Color schemes, symbols, and visuals are only a few examples of cultural implications. Depending on the society or geographical area your client is marketing to, they each have a cultural impact and may all differ.
Before even drawing up concepts for logos, one should perform plenty of studies. In addition to your client’s company, you should consider the industry as a whole. You can establish connections you might not have made otherwise by researching the company’s past.
Develops Your Creativity:
A designer needs to have the intelligence and abilities to conduct research and develop a strategy for a logo design to be creative. A designer could come up with a logo and even show it to their customer, only to discover that it is similar to other logos that have already been designed.
A designer needs to try to fact-check and study first to save time producing a logo for their clients.
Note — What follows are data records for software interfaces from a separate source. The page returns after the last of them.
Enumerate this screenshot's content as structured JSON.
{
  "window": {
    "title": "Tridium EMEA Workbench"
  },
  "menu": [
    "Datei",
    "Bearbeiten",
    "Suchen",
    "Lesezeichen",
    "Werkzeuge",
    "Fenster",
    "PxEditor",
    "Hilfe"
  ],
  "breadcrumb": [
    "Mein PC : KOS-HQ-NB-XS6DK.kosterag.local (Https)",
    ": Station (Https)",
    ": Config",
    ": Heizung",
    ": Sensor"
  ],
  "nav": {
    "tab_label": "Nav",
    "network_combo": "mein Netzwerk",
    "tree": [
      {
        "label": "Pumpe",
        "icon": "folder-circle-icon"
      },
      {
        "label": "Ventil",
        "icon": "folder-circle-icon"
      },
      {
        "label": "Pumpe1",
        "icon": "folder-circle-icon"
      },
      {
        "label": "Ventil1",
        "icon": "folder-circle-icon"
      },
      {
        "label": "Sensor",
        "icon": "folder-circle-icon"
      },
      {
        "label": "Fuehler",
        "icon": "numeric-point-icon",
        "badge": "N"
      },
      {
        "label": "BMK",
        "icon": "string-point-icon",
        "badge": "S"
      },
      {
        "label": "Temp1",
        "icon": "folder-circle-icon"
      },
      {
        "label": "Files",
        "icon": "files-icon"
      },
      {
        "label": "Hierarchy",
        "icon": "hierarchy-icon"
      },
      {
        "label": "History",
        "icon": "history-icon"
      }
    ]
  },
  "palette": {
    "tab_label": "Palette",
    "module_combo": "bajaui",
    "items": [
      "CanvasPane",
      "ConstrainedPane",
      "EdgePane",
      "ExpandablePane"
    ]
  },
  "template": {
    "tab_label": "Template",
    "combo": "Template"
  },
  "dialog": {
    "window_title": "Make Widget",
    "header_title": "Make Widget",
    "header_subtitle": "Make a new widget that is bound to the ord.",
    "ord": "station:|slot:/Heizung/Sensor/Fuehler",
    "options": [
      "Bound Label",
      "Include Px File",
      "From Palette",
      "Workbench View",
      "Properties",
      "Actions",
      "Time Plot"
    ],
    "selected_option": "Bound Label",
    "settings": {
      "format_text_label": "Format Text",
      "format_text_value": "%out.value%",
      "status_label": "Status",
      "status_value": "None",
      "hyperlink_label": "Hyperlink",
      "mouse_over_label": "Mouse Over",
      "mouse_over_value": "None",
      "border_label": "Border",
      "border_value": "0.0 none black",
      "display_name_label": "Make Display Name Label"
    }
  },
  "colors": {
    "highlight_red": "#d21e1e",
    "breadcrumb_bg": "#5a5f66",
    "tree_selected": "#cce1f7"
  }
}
Only a very small portion of a concept will be useful once you’ve finished developing it.
While developing a logo, research, and strategy, make sure you know what you will accomplish before you do it. This helps you save time, especially when working on laborious activities like creating text or adding patterns and colors.
To Produce a Special Design:
To ensure that you produce a design that no one else creates, research and planning are crucial when designing logos. This is crucial if you want to protect your clients from identification problems, especially if they are business owners. If a logo already exists that meets the requirements of your client, it’s likely that they will find it simpler to choose someone else.
Any logo designer should start by doing their research. Avoid skipping this stage because it will help you design a better logo for the client. After completing the study, your logo design will have a greater impact than if you just slap something together.
Research is extremely important when creating logo designs for small businesses, as this article has hopefully highlighted.